## Assignment:
Whenever a line below holds the word "Driver", count it once; report the total and nothing else.

## Data for this task:

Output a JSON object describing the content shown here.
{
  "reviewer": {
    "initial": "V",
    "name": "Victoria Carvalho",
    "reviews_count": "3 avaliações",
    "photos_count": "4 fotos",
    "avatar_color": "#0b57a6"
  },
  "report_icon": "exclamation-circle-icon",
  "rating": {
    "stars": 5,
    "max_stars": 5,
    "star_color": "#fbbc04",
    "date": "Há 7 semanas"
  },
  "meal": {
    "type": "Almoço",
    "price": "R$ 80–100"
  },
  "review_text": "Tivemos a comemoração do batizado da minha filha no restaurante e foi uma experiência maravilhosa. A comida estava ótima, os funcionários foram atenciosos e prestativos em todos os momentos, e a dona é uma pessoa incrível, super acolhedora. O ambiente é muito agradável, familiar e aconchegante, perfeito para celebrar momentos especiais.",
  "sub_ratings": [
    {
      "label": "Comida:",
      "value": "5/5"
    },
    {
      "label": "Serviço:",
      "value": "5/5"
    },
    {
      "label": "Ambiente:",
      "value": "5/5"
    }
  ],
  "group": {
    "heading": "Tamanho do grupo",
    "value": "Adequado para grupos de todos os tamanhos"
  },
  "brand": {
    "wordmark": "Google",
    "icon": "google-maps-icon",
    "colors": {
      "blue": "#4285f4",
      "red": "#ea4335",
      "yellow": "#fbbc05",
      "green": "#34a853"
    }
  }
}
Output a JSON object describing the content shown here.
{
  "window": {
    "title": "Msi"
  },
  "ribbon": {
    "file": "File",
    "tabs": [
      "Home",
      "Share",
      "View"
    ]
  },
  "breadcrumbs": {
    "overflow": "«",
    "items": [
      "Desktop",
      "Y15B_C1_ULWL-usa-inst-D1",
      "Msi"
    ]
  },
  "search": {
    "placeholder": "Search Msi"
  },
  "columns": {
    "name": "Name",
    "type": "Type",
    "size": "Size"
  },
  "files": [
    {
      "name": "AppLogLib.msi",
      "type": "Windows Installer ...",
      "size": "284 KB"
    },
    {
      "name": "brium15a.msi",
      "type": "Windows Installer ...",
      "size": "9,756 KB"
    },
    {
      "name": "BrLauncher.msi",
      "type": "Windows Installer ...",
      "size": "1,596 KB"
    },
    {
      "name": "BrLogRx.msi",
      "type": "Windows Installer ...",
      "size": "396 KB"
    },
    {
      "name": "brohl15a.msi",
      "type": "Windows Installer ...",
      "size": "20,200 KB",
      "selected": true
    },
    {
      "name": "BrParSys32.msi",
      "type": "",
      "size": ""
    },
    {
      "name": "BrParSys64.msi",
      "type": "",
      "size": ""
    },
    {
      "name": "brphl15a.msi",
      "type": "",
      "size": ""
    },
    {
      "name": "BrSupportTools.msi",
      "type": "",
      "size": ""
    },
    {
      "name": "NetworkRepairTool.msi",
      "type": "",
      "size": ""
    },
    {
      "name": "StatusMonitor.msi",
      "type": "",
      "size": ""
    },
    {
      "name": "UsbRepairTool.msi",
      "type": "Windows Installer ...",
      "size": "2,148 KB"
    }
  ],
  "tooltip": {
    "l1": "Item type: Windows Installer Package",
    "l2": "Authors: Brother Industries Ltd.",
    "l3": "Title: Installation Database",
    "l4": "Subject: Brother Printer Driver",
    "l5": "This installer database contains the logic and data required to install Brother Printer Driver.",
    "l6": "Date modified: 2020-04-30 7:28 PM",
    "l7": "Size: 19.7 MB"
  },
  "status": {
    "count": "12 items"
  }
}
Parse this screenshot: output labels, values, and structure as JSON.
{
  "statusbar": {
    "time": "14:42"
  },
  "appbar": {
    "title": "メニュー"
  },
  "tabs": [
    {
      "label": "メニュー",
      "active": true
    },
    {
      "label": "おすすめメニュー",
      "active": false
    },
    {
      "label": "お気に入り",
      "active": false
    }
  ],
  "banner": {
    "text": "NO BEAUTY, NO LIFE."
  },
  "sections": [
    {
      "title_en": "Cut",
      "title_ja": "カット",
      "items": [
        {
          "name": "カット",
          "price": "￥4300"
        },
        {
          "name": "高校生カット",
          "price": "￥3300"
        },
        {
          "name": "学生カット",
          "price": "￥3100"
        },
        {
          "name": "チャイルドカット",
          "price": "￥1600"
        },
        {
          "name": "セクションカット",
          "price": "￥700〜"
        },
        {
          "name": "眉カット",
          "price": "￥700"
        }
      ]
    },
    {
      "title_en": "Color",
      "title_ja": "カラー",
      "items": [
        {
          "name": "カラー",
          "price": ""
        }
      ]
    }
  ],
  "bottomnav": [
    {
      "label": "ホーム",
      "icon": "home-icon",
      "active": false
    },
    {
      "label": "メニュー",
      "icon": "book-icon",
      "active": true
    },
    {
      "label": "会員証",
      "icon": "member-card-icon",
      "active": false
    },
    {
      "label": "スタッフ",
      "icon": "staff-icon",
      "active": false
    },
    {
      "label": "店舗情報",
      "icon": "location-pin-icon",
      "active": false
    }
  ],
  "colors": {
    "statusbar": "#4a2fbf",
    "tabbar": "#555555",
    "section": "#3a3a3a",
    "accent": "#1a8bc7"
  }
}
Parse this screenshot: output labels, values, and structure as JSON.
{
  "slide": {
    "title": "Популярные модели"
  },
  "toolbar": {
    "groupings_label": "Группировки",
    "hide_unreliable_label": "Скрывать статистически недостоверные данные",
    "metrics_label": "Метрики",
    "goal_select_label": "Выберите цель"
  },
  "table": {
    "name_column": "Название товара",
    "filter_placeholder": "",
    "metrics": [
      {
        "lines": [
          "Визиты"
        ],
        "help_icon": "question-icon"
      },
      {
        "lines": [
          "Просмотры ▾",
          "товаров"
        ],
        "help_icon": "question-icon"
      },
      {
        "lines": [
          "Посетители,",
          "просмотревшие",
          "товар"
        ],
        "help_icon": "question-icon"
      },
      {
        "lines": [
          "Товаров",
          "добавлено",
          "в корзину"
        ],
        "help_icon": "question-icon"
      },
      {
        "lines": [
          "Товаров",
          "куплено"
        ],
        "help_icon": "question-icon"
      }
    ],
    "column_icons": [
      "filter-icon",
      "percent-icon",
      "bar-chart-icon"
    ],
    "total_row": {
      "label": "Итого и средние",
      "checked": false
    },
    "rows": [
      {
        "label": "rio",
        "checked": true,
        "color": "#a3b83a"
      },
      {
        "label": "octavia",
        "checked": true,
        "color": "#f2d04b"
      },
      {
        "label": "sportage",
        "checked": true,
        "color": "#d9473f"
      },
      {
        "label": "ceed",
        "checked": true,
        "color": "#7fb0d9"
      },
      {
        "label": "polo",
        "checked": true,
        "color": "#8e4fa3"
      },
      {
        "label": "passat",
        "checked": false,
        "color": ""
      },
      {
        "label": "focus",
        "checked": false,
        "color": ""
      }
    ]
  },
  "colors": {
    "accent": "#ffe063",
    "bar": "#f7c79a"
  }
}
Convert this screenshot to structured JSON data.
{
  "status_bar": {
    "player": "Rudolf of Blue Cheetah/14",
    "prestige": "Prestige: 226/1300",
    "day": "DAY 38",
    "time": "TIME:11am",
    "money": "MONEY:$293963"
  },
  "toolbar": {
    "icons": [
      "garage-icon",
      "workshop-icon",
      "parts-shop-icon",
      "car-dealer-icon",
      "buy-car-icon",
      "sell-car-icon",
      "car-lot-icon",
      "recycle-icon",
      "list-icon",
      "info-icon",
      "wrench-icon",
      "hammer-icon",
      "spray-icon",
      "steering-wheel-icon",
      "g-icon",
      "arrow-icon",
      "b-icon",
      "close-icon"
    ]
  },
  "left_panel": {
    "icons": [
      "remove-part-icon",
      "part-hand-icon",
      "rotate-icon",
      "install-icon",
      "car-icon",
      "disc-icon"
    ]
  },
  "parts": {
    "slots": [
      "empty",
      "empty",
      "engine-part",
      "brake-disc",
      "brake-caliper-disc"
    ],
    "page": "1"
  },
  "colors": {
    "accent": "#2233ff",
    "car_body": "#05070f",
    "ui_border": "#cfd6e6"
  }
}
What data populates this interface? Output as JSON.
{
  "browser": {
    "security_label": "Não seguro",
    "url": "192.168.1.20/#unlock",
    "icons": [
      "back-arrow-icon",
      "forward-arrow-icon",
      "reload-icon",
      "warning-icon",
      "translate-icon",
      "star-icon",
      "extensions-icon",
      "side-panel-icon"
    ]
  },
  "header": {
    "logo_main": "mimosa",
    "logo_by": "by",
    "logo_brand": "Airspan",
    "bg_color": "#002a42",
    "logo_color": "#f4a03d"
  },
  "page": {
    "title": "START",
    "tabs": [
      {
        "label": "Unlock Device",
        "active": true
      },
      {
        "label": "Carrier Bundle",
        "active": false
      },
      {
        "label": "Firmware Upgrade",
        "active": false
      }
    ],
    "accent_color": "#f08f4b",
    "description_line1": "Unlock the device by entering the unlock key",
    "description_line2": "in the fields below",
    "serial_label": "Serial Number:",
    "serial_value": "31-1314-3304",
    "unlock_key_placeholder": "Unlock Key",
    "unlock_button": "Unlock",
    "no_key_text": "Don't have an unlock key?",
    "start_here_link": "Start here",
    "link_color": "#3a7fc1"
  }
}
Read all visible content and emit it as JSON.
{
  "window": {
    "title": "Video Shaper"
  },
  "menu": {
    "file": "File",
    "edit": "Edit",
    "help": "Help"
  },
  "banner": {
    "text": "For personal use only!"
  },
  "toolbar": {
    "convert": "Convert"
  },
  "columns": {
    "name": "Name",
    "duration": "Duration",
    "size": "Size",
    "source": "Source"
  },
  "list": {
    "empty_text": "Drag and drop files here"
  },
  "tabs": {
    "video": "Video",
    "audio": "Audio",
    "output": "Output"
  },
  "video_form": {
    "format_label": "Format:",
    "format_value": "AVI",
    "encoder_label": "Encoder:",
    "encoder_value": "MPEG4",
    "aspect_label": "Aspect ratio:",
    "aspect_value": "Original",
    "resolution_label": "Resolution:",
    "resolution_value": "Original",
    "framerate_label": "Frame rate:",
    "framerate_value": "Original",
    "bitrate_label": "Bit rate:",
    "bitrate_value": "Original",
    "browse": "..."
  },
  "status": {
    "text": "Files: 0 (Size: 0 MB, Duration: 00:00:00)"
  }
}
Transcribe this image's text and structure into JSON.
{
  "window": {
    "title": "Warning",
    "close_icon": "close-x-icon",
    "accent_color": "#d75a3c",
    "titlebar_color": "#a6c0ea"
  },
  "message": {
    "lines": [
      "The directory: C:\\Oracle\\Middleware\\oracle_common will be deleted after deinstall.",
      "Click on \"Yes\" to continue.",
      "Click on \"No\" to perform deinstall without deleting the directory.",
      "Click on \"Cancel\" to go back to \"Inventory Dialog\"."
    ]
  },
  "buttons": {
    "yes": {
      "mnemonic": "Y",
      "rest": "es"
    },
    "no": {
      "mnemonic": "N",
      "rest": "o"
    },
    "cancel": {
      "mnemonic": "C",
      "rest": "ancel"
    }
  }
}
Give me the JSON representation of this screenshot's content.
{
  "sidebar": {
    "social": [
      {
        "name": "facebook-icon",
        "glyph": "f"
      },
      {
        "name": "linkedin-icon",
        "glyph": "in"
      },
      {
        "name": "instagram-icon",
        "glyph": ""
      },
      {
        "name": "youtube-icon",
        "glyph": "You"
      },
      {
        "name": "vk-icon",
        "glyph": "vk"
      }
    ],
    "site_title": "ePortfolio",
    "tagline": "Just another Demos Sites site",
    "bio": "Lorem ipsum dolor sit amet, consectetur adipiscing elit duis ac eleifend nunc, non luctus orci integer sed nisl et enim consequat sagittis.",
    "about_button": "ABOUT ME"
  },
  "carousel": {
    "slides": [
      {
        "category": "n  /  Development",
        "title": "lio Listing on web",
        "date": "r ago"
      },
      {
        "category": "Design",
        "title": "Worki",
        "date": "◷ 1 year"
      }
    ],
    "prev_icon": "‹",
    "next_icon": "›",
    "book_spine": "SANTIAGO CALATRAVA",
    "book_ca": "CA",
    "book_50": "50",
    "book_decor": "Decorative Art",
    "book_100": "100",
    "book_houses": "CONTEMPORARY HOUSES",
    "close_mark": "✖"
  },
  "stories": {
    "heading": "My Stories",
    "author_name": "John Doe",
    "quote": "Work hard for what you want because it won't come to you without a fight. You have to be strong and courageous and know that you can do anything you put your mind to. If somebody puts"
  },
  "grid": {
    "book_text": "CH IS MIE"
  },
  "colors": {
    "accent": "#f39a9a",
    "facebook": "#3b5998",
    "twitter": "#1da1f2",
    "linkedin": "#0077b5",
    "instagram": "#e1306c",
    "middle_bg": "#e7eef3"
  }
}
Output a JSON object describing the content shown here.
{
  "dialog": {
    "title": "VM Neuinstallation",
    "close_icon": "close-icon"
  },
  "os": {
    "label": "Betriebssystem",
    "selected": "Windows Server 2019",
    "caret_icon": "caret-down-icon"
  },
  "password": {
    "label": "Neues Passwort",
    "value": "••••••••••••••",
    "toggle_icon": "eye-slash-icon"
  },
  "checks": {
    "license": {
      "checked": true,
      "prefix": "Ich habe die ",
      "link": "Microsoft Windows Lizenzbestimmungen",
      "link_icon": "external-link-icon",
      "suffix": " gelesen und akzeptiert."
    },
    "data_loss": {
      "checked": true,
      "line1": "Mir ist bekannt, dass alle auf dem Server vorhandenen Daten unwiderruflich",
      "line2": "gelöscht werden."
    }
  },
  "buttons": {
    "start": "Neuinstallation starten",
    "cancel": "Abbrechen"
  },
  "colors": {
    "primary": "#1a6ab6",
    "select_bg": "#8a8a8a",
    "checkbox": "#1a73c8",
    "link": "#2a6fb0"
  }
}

## Written response:
2